The awardees were recognised in the ‘Laureates and fellows’ categories in Paris.
Francisca Okeke, the first female head of department, University of Nigeria, Nsukka bagged the 2013 Laureate award for her significant contributions to the scientific study climate change.
She was the only recipient in that category from Africa and the Arab nations and the third Nigerian Laureate since the UNESCO-L’Oreal partnership was established in 1998.
Four others also got awards in the Laureate category with each representing Europe, Latin America, North America and the Asia Pacific regions.
The second Nigerian award recipient, Eucharia Nwaichi, an environmental bio-chemist from the University of Port Harcourt joined 15 other young scientists in the ‘International Fellows’ category.
Okeke told the News Agency of Nigeria (NAN) that she would continue to encourage women to participate in the development of science and technology in the country.
She noted that cultural challenges were impeding on women’s participation in global innovations, stressing that “even though it is seen as a male dominated field, people like us inspire others”.
Similarly, Nwaichi, who was recognised for her research on “scientific solution to environmental pollution”, stressed the need for increased motivation to support women in the field.
Mariam Katagum, Nigeria’s permanent delegate to UNESCO, said candidates who met the criteria were selected by a jury based on their submitted projects.

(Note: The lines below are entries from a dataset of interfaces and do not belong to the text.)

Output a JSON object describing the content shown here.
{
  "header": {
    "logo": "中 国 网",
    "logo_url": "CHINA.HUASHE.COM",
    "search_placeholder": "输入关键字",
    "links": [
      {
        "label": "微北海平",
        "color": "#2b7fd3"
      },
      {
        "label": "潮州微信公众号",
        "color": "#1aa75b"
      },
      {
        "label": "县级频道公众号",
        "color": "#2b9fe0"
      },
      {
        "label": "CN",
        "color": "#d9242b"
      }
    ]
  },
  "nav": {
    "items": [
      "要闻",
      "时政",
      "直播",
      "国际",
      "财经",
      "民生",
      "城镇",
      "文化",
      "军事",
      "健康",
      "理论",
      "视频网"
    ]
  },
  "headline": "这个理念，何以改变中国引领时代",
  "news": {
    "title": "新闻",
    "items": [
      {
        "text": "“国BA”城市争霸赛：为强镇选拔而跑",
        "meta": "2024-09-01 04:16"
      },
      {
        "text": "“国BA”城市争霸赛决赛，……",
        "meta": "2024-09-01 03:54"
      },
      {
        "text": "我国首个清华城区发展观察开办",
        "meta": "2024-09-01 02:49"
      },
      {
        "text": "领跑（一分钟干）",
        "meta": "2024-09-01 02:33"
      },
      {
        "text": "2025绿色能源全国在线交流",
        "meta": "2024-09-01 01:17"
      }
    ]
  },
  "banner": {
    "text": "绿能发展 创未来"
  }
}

“Two important elements are respecting the deadline and also making their submission through the Nigerian National Commission for UNESCO, because that gives it authenticity.
“For us as delegates, as soon as we knew we had possible candidates from Nigeria, we ensured that due process was followed.

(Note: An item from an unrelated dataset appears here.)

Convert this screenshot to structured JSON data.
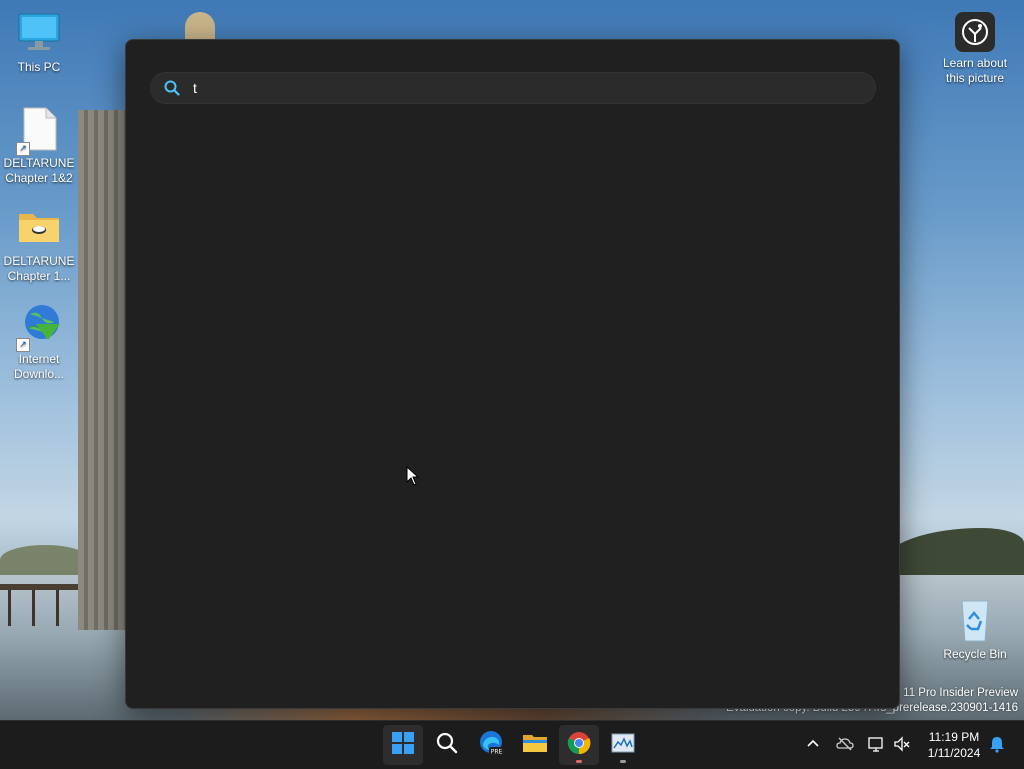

“There is no interference as you can see, an international jury determined the outcome”, she said, adding that the recipients had broken the frontiers in the field of science.